I worked on the drawing over a couple of days and when I showed it to Daria she said it needed more space, the ladies needed to breathe.
She was absolutely right, of course. She also suggested I push the characters a little more- make the older German lady even more grouchy and vigilant, make the Muslim lady more clearly heading home to her family. So I photocopied it onto an A4 sheet and finished the details at the expanded size.
I added a grocery bag beside the “Mother” lady, with a baguette to represent grain and Demeter.
I enhanced the frown of the “Crone”, who was really quite pissed off about the bus running late. And I added more leaves, to represent the cycle of life and Persephone.
When I copy an ink drawing I often take advantage of the opportunity to make any corrections with white-out tape, as you can see here. I redrew the Crone’s right hand so her fingers popped more against the black of the Maiden’s jacket.
I also used the white-out tape to eliminate the edges from the copying; the white line is where the drawing originally ended.
Sure, I could use Photoshop, but this is way faster than trying to launch any kind of photo-editing program on my poor little Chromebook!
It’s our neighbor neighborhood, just to the East and a quick bus or subway ride. Blixa Bargeld, Marlene Dietrich and Helmut Newton were all born there. Bowie, Iggy Pop, Klaus Kinski and Christopher Isherwood lived there. It’s old-fashioned and not uptight, with lots of amazing food and lots of relaxed mature bears.
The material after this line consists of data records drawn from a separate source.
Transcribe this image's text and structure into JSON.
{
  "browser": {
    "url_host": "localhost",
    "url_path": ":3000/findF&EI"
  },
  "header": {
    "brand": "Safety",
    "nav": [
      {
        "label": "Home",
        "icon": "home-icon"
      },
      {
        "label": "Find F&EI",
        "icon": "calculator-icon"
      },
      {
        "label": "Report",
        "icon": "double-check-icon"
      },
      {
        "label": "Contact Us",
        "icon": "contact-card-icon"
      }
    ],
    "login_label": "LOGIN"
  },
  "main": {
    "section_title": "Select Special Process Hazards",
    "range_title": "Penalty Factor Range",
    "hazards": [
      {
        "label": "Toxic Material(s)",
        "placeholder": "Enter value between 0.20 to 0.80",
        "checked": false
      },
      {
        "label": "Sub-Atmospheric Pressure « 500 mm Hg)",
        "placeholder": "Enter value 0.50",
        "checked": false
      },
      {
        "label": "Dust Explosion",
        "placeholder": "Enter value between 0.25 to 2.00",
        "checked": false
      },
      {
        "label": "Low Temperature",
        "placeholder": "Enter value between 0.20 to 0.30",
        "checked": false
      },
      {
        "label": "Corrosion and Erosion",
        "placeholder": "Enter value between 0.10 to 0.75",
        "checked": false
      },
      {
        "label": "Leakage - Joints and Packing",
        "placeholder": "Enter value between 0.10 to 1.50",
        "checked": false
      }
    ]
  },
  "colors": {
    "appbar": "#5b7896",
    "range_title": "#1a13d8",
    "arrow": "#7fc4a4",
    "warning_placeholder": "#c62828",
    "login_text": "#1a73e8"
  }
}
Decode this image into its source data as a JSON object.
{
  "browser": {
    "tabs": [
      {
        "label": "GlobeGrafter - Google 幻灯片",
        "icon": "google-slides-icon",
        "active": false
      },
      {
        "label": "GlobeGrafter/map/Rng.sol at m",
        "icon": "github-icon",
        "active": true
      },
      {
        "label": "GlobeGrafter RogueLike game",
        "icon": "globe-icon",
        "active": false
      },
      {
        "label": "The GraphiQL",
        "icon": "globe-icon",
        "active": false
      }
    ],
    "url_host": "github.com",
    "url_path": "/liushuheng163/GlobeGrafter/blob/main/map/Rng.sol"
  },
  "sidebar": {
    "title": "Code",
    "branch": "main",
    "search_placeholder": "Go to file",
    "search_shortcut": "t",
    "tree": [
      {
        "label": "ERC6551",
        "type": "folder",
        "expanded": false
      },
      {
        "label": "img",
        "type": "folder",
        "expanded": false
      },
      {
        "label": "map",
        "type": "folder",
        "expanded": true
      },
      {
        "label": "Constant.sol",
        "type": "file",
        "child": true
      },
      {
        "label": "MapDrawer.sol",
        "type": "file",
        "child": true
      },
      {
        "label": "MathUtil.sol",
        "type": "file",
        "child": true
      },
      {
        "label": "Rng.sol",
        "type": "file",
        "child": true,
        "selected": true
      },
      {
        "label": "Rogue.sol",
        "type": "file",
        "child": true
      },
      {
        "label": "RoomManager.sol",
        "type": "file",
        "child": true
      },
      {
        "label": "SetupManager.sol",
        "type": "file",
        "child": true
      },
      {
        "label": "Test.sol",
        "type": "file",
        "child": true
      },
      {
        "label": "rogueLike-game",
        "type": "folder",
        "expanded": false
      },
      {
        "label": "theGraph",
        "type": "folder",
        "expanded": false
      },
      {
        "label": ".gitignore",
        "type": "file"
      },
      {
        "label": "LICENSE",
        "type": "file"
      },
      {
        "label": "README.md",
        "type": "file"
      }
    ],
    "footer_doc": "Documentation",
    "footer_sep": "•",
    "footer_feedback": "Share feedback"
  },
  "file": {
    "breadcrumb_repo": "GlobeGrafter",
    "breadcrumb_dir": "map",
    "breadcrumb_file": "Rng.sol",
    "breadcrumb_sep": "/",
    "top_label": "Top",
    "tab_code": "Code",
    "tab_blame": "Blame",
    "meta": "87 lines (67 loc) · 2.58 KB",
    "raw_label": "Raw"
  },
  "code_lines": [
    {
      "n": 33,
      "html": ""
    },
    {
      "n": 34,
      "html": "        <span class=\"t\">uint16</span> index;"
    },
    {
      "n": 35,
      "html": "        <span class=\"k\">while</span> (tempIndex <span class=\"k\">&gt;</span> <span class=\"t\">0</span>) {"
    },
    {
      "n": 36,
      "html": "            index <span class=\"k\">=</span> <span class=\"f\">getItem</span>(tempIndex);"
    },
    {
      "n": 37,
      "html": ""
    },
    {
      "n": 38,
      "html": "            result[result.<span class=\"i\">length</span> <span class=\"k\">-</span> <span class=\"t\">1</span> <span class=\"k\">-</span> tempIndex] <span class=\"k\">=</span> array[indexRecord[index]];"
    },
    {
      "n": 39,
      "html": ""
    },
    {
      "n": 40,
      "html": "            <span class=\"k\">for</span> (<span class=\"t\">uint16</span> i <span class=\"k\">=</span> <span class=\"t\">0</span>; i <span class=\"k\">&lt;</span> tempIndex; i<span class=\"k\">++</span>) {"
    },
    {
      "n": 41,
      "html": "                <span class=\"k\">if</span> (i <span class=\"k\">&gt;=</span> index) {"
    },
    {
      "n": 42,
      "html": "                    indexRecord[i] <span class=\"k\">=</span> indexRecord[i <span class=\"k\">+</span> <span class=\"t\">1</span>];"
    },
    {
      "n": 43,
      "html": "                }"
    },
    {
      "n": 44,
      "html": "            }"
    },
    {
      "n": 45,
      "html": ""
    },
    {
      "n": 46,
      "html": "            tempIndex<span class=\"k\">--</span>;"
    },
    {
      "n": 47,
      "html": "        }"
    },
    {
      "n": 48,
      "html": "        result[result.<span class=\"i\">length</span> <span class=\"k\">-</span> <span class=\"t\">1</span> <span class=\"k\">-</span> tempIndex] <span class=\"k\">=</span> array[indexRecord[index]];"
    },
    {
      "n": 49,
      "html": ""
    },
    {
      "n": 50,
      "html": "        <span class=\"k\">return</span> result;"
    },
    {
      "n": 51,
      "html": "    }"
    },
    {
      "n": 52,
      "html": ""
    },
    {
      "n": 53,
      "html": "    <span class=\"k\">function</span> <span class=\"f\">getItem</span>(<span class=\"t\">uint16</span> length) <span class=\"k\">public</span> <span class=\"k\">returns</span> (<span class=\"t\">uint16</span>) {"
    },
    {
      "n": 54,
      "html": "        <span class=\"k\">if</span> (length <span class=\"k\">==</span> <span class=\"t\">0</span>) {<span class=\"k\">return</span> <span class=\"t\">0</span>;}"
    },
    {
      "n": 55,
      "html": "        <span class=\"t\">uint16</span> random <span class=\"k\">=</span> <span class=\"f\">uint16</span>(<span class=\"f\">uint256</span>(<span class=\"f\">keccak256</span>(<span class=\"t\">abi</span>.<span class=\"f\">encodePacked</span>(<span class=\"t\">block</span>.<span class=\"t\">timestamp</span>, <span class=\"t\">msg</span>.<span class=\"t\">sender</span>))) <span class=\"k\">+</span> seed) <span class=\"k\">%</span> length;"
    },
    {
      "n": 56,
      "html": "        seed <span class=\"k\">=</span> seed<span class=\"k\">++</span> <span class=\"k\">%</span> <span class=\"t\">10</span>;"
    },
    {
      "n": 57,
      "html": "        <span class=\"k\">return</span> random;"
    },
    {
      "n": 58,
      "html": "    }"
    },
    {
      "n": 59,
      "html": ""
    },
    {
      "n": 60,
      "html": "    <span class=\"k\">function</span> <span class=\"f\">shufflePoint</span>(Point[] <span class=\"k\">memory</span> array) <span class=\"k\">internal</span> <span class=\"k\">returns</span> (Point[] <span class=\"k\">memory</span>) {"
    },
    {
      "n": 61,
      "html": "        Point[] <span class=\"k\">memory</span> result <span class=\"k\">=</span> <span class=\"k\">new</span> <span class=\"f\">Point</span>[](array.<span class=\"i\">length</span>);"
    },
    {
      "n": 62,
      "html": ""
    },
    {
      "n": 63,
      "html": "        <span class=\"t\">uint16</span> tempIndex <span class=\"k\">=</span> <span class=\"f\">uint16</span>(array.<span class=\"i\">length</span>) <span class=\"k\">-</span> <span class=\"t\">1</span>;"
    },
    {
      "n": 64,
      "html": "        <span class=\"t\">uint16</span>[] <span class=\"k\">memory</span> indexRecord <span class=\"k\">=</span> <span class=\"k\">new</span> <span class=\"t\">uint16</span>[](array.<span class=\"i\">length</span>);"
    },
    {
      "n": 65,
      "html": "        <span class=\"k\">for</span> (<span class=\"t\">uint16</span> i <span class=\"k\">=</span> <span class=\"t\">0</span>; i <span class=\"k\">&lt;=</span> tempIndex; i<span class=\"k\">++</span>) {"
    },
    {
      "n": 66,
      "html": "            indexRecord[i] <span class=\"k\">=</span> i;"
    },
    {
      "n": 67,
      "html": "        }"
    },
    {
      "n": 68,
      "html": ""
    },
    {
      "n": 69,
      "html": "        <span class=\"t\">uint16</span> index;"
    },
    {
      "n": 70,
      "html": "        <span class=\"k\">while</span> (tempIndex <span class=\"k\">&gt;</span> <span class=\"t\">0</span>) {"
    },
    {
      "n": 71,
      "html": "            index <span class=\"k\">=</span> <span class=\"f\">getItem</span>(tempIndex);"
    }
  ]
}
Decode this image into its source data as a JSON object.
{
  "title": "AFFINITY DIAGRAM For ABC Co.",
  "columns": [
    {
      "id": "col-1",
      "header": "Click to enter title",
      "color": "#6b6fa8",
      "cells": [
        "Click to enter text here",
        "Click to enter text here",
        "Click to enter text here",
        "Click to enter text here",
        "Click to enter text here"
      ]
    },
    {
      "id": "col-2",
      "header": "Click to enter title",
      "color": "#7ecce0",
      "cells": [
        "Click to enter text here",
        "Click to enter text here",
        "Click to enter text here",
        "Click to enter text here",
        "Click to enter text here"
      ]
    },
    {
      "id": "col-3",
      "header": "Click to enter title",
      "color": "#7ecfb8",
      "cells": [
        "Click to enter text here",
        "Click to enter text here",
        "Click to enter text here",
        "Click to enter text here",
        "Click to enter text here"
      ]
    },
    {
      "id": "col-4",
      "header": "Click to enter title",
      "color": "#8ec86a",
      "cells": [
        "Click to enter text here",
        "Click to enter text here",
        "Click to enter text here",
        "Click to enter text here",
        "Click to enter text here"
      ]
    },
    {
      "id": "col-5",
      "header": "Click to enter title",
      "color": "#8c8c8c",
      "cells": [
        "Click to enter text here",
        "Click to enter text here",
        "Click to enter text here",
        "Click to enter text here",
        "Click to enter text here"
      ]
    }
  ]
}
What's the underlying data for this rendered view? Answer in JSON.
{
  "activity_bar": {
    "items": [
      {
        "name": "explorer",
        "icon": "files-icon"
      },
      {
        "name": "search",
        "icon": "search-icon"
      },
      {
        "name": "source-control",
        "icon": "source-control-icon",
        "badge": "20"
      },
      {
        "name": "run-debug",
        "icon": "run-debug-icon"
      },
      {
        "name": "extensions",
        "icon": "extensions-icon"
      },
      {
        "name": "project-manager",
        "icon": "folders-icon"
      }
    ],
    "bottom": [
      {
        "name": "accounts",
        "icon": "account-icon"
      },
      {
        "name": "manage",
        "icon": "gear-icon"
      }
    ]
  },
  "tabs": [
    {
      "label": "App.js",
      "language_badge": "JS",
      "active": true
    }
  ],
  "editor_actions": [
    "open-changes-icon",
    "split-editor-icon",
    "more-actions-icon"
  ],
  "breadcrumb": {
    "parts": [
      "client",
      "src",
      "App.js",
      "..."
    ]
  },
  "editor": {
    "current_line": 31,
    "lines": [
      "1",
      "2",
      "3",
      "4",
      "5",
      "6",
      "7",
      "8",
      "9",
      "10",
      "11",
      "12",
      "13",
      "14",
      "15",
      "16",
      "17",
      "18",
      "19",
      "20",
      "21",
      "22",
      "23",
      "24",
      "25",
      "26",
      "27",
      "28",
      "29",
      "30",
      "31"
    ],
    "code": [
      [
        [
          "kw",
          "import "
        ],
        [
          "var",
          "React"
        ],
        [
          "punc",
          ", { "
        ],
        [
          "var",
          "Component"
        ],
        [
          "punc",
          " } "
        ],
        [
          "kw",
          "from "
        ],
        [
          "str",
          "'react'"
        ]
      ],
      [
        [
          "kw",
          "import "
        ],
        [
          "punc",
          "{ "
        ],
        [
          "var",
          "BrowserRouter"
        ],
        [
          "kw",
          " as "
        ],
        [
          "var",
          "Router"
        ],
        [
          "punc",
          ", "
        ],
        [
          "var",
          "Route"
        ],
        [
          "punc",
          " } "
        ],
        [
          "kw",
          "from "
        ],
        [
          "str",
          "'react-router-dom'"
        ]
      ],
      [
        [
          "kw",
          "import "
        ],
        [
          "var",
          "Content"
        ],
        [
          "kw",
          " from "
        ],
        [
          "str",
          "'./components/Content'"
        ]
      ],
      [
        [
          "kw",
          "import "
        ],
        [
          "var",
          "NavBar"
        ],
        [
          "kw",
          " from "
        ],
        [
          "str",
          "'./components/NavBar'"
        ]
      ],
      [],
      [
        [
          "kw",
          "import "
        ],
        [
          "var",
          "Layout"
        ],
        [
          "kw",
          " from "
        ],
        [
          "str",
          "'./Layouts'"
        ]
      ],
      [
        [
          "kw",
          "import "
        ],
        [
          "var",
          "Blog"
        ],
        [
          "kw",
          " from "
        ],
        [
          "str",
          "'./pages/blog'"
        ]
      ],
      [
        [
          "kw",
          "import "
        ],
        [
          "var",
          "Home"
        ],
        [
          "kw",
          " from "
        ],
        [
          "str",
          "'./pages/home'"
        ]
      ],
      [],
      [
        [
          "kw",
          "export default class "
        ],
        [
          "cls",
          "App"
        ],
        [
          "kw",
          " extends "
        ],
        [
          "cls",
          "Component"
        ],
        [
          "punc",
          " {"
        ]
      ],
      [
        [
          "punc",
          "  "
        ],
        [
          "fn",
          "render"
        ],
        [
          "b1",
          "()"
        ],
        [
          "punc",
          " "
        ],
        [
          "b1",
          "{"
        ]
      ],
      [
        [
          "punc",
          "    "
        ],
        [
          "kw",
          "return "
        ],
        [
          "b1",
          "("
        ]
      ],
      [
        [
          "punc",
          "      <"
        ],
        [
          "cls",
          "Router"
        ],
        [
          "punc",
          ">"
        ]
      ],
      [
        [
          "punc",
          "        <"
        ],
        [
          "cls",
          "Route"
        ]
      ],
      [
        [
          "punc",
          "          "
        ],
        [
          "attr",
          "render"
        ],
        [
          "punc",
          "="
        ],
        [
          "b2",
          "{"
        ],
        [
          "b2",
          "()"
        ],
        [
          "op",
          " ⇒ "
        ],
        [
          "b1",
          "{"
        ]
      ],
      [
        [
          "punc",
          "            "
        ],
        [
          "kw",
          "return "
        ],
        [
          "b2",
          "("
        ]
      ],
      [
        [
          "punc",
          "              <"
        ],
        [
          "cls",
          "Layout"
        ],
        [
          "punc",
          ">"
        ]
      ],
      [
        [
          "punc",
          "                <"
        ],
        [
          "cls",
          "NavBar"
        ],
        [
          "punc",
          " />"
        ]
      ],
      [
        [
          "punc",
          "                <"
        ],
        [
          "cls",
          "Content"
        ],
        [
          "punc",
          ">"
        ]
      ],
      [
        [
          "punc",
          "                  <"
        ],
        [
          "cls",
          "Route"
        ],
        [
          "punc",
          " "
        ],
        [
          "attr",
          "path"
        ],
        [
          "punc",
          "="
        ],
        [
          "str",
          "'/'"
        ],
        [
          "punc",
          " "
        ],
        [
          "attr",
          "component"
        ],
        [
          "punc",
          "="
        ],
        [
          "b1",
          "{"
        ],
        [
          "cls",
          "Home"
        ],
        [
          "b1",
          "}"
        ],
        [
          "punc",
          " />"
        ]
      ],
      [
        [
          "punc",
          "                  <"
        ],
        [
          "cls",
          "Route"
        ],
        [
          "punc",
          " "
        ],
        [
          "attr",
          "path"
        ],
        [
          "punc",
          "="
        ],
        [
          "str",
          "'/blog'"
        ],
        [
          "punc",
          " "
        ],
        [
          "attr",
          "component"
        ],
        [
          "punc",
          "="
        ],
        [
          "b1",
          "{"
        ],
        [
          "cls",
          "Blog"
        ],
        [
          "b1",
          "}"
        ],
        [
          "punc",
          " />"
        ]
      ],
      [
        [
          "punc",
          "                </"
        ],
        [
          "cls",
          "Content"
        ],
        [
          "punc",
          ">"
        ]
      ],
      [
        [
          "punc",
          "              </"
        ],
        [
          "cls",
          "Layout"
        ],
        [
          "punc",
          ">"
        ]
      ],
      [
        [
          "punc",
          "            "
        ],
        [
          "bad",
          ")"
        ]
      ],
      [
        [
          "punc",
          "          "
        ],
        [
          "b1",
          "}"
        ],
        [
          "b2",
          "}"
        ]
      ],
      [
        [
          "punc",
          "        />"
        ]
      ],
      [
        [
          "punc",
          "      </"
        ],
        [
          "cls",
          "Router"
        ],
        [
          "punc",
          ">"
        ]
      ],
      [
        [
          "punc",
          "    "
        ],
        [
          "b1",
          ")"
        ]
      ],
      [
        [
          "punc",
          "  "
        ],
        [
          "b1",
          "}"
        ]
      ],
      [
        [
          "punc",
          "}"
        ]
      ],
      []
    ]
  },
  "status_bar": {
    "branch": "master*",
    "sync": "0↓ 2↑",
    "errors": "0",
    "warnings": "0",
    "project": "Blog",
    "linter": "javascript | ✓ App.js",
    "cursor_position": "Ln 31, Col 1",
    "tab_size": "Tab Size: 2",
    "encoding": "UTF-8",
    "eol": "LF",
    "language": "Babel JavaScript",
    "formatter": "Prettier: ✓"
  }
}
Daria decided the Cafe BilderBuch, or Storybook Cafe, is the perfect meetup place for us because it’s halfway between her place in Neukölln and our place in Wilmersdorf. We met there for the second time yesterday. I love to walk from the M29 stop at Nollendorfplatz, through the ancestral queer neighborhood and down towards the new hip specialty food joints.
We went to Jones Ice Cream first, because Jones Ice Cream is beyond belief incredibly delicious.
The ice cream is American style, with big, soft chewy American cookies also available. This time I had lemon ice cream with blueberry jam and lemon-mint sorbet. The day before I had cucumber and tonic and pink grapefruit/Earl Grey. All are amazing, although the cucumber and tonic is some particularly next level business.
Some drawings I’ve been finishing up.
Here’s a girl I glimpsed on the subway platform and had to draw because something about the way she delicately picked a strand of hair out of her face reminded me of my friend Victoria’s daughter Dalia when she was younger.
And here’s a note I left for my middle-aged German biker furniture movers, who don’t speak a word of English but can be relied on to go anywhere in Berlin and collect something I bought on eBay, then deliver it and gruffly mock me for “kaufen, kaufen!”. We would have no furniture without them.